Female academics not breaking Dutch glass ceiling

Report bemoans ‘ruthlessly thick’ glass ceiling on route to professorships

January 4, 2017
Dutch tulip field

Fewer than one in five professors at Dutch universities are women, a study on the Netherlands’ “ruthlessly thick” glass ceiling has revealed.

While women account for 43 per cent of PhD students and 39 per cent of university lecturers in the Netherlands, just 18 per cent of professors are female, according to a report, titled Monitor Women Professors 2016, which was published by the Dutch Network of Women Professors last month.

That level is significantly lower than in the UK, where 23 per cent of professors are women, latest official data for 2014-15 show.

Leiden University has the highest proportion of female professors (24 per cent) in the Netherlands, while Erasmus University Rotterdam had the lowest (less than 10 per cent).

Several technical universities also have relatively few female professors, though, for the first time, the percentage of professors who are women at Eindhoven University of Technology, Delft University of Technology and the University of Twente topped 10 per cent in 2016 (10.1 per cent, 11.5 per cent and 12.9 per cent respectively).

Wageningen University, one of the country’s top-ranked universities in 2016-17, has significantly improved its gender diversity in recent years, although just 12 per cent of its professors were women in 2016, the report says.

According to a summary of the report published by the Dutch Network of Women Professors, the statistics show that “not only do female academics earn less, they are also systematically awarded lower job levels”.

“There is a ruthlessly thick glass ceiling between job levels,” it adds, saying the barrier stopping women progressing from a grade 1 professor to a grade 2 professor is “sky-high”.

The gap between the numbers of women at senior lecturer level (26 per cent) and professors (18 per cent) is also very stark, it adds.

Unless female promotion rates rapidly increased in the next few years, eight of the country’s 14 universities would miss their 2020 targets for gender diversity agreed with the government in 2015, the report adds. Gender parity at professorial levels would not be achieved until 2054 based on the current rate of promotion, it concludes.

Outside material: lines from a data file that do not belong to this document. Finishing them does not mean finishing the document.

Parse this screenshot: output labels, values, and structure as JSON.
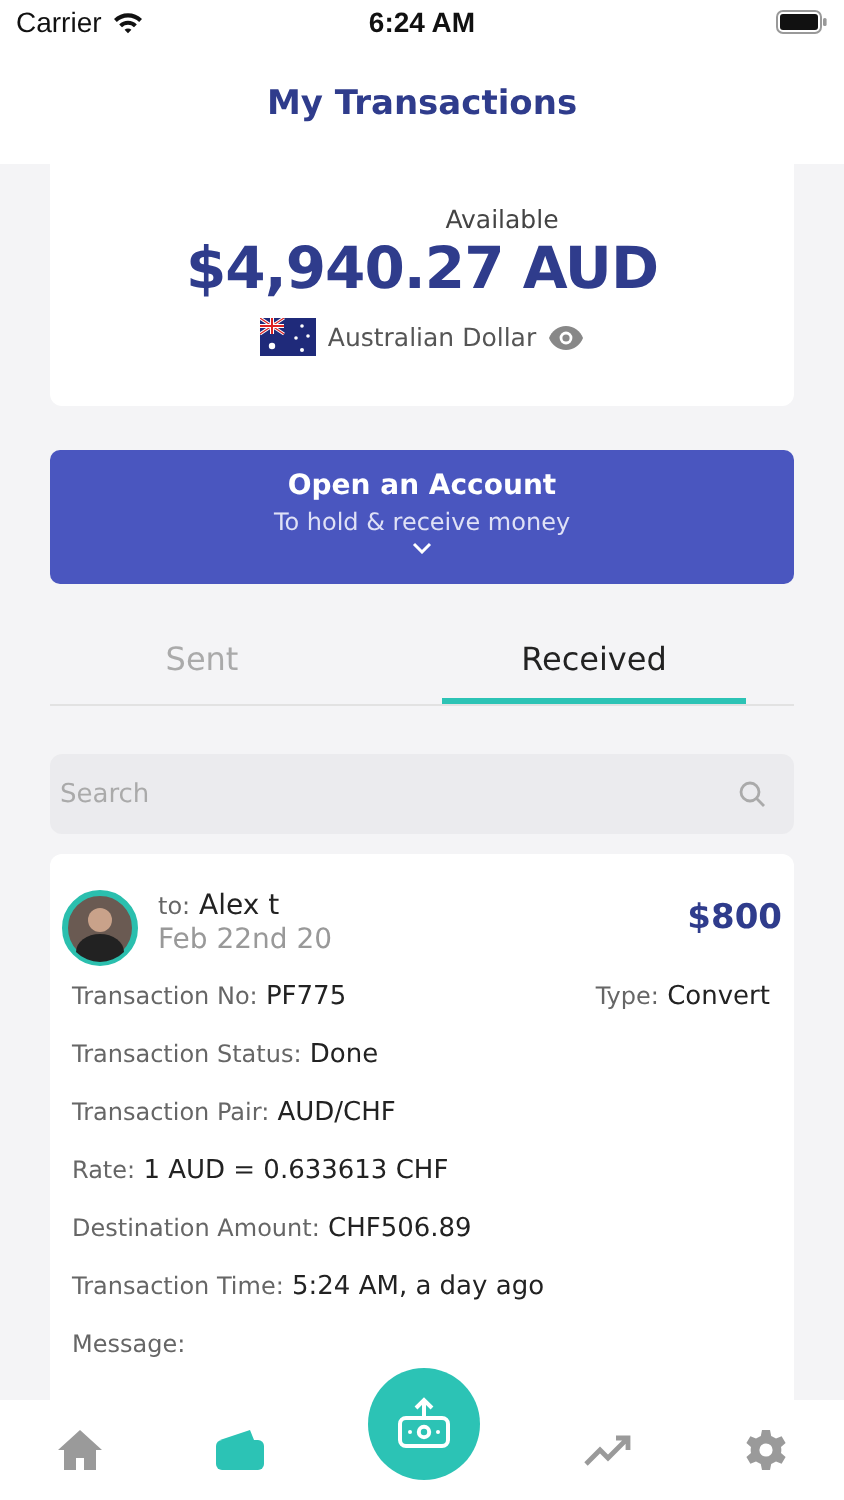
{
  "status_bar": {
    "carrier": "Carrier",
    "time": "6:24 AM"
  },
  "header": {
    "title": "My Transactions"
  },
  "balance": {
    "caption": "Available",
    "amount": "$4,940.27 AUD",
    "currency": "Australian Dollar"
  },
  "open_account": {
    "title": "Open an Account",
    "subtitle": "To hold & receive money"
  },
  "tabs": [
    {
      "label": "Sent",
      "selected": false
    },
    {
      "label": "Received",
      "selected": true
    }
  ],
  "search": {
    "placeholder": "Search"
  },
  "transaction": {
    "to_label": "to:",
    "name": "Alex t",
    "date": "Feb 22nd 20",
    "amount": "$800",
    "type": {
      "label": "Type:",
      "value": "Convert"
    },
    "details": [
      {
        "label": "Transaction No:",
        "value": "PF775"
      },
      {
        "label": "Transaction Status:",
        "value": "Done"
      },
      {
        "label": "Transaction Pair:",
        "value": "AUD/CHF"
      },
      {
        "label": "Rate:",
        "value": "1 AUD = 0.633613 CHF"
      },
      {
        "label": "Destination Amount:",
        "value": "CHF506.89"
      },
      {
        "label": "Transaction Time:",
        "value": "5:24 AM, a day ago"
      },
      {
        "label": "Message:"
      }
    ]
  },
  "tab_bar": [
    {
      "kind": "home",
      "selected": false
    },
    {
      "kind": "wallet",
      "selected": true
    },
    {
      "kind": "transfer",
      "selected": false
    },
    {
      "kind": "chart",
      "selected": false
    },
    {
      "kind": "settings",
      "selected": false
    }
  ]
}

In a statement, Leiden said it was “taking the appointment of women to tenured academic staff seriously” and the new figures “indicate that the university is on the right path”.

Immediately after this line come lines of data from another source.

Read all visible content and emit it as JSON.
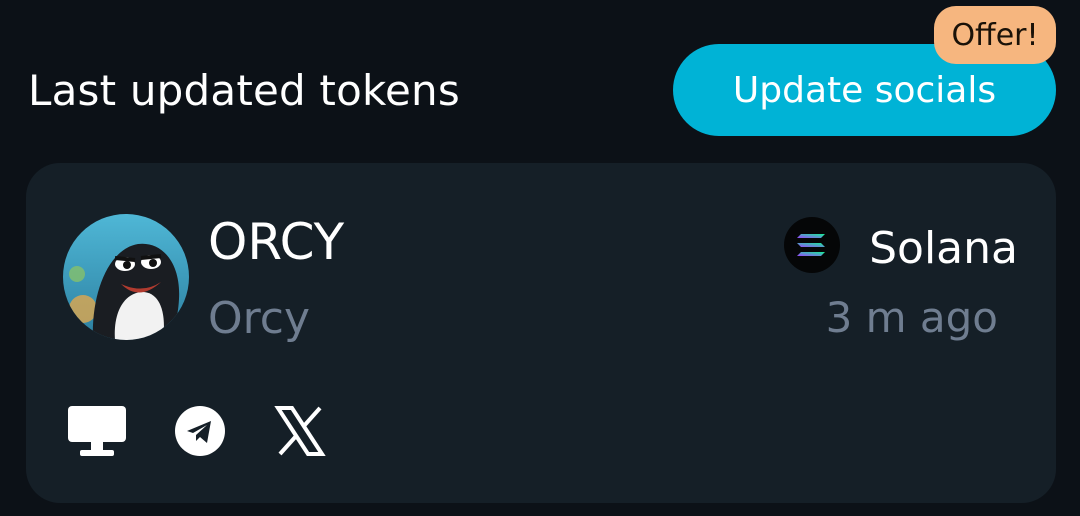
{
  "header": {
    "title": "Last updated tokens",
    "update_button_label": "Update socials",
    "offer_badge": "Offer!"
  },
  "token": {
    "symbol": "ORCY",
    "name": "Orcy",
    "chain": "Solana",
    "updated": "3 m ago",
    "avatar_icon": "orca-avatar",
    "chain_icon": "solana-icon",
    "socials": [
      {
        "type": "website",
        "icon": "desktop-icon"
      },
      {
        "type": "telegram",
        "icon": "telegram-icon"
      },
      {
        "type": "x",
        "icon": "x-icon"
      }
    ]
  },
  "colors": {
    "background": "#0c1117",
    "card": "#151f27",
    "accent": "#00b3d6",
    "badge": "#f6b67f",
    "muted_text": "#6f7d90"
  }
}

It added: “All seven faculties set clear goals, monitor progress towards these goals and...scout for female talent within and outside the university, and have a diversity expert in appointment committees or offer mentoring to women scientists who may be able to progress to the top of their field."

jack.grove@tesglobal.com

You've reached your article limit

Register to continue

Registration is free and only takes a moment. Once registered you can read a total of 3 articles each month, plus:

  • Sign up for the editor's highlights
  • Receive World University Rankings news first
  • Get job alerts, shortlist jobs and save job searches
  • Participate in reader discussions and post comments
Register

Have your say

Log in or register to post comments

Most Commented

Laurel and Hardy sawing a plank of wood

Working with other academics can be tricky so follow some key rules, say Kevin O'Gorman and Robert MacIntosh

Lady Margaret Hall, Oxford will host a homeopathy conference next month

Charity says Lady Margaret Hall, Oxford is ‘naive’ to hire out its premises for event

women leapfrog. Vintage

Robert MacIntosh and Kevin O’Gorman offer advice on climbing the career ladder

Woman pulling blind down over an eye
Liz Morrish reflects on why she chose to tackle the failings of the neoliberal academy from the outside
White cliffs of Dover

From Australia to Singapore, David Matthews and John Elmes weigh the pros and cons of likely destinations